§ Work order
Would you write out all of the entries below, exactly as they stand?

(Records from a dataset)
<<<<
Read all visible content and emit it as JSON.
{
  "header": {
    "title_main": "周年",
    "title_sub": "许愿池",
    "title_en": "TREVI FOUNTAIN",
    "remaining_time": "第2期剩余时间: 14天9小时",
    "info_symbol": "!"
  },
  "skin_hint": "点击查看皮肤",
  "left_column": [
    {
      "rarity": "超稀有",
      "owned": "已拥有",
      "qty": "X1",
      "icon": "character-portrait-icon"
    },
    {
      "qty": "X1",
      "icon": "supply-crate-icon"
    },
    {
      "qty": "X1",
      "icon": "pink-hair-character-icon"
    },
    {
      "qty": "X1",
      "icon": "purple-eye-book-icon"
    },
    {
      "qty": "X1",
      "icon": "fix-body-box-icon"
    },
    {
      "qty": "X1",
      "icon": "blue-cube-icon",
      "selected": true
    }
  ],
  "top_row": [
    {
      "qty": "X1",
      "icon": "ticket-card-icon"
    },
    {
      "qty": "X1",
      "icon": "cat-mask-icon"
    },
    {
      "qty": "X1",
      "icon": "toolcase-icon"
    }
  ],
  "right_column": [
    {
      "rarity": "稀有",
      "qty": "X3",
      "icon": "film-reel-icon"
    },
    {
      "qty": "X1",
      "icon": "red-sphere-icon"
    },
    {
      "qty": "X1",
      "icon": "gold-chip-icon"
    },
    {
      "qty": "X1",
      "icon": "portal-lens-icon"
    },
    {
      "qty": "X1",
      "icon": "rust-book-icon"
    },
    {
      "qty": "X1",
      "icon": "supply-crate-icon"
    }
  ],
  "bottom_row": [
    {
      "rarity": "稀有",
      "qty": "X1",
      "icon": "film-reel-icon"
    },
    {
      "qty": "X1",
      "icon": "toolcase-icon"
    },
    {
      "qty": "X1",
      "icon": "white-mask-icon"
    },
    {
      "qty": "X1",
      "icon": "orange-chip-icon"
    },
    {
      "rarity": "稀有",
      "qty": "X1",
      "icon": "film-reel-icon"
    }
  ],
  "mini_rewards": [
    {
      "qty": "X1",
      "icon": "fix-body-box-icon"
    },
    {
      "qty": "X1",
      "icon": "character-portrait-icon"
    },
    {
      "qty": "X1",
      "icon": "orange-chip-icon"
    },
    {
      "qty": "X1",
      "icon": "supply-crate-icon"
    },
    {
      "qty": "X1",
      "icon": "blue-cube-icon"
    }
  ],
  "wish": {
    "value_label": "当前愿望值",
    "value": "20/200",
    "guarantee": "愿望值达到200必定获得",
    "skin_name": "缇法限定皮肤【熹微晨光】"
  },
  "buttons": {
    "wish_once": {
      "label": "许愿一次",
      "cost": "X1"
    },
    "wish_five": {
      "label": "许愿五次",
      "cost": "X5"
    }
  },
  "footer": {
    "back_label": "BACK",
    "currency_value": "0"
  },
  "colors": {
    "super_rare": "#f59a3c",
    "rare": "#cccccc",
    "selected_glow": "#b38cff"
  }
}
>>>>
§ Answer section
Read all visible content and emit it as JSON.
{
  "header": {
    "title_main": "周年",
    "title_sub": "许愿池",
    "title_en": "TREVI FOUNTAIN",
    "remaining_time": "第2期剩余时间: 14天9小时",
    "info_symbol": "!"
  },
  "skin_hint": "点击查看皮肤",
  "left_column": [
    {
      "rarity": "超稀有",
      "owned": "已拥有",
      "qty": "X1",
      "icon": "character-portrait-icon"
    },
    {
      "qty": "X1",
      "icon": "supply-crate-icon"
    },
    {
      "qty": "X1",
      "icon": "pink-hair-character-icon"
    },
    {
      "qty": "X1",
      "icon": "purple-eye-book-icon"
    },
    {
      "qty": "X1",
      "icon": "fix-body-box-icon"
    },
    {
      "qty": "X1",
      "icon": "blue-cube-icon",
      "selected": true
    }
  ],
  "top_row": [
    {
      "qty": "X1",
      "icon": "ticket-card-icon"
    },
    {
      "qty": "X1",
      "icon": "cat-mask-icon"
    },
    {
      "qty": "X1",
      "icon": "toolcase-icon"
    }
  ],
  "right_column": [
    {
      "rarity": "稀有",
      "qty": "X3",
      "icon": "film-reel-icon"
    },
    {
      "qty": "X1",
      "icon": "red-sphere-icon"
    },
    {
      "qty": "X1",
      "icon": "gold-chip-icon"
    },
    {
      "qty": "X1",
      "icon": "portal-lens-icon"
    },
    {
      "qty": "X1",
      "icon": "rust-book-icon"
    },
    {
      "qty": "X1",
      "icon": "supply-crate-icon"
    }
  ],
  "bottom_row": [
    {
      "rarity": "稀有",
      "qty": "X1",
      "icon": "film-reel-icon"
    },
    {
      "qty": "X1",
      "icon": "toolcase-icon"
    },
    {
      "qty": "X1",
      "icon": "white-mask-icon"
    },
    {
      "qty": "X1",
      "icon": "orange-chip-icon"
    },
    {
      "rarity": "稀有",
      "qty": "X1",
      "icon": "film-reel-icon"
    }
  ],
  "mini_rewards": [
    {
      "qty": "X1",
      "icon": "fix-body-box-icon"
    },
    {
      "qty": "X1",
      "icon": "character-portrait-icon"
    },
    {
      "qty": "X1",
      "icon": "orange-chip-icon"
    },
    {
      "qty": "X1",
      "icon": "supply-crate-icon"
    },
    {
      "qty": "X1",
      "icon": "blue-cube-icon"
    }
  ],
  "wish": {
    "value_label": "当前愿望值",
    "value": "20/200",
    "guarantee": "愿望值达到200必定获得",
    "skin_name": "缇法限定皮肤【熹微晨光】"
  },
  "buttons": {
    "wish_once": {
      "label": "许愿一次",
      "cost": "X1"
    },
    "wish_five": {
      "label": "许愿五次",
      "cost": "X5"
    }
  },
  "footer": {
    "back_label": "BACK",
    "currency_value": "0"
  },
  "colors": {
    "super_rare": "#f59a3c",
    "rare": "#cccccc",
    "selected_glow": "#b38cff"
  }
}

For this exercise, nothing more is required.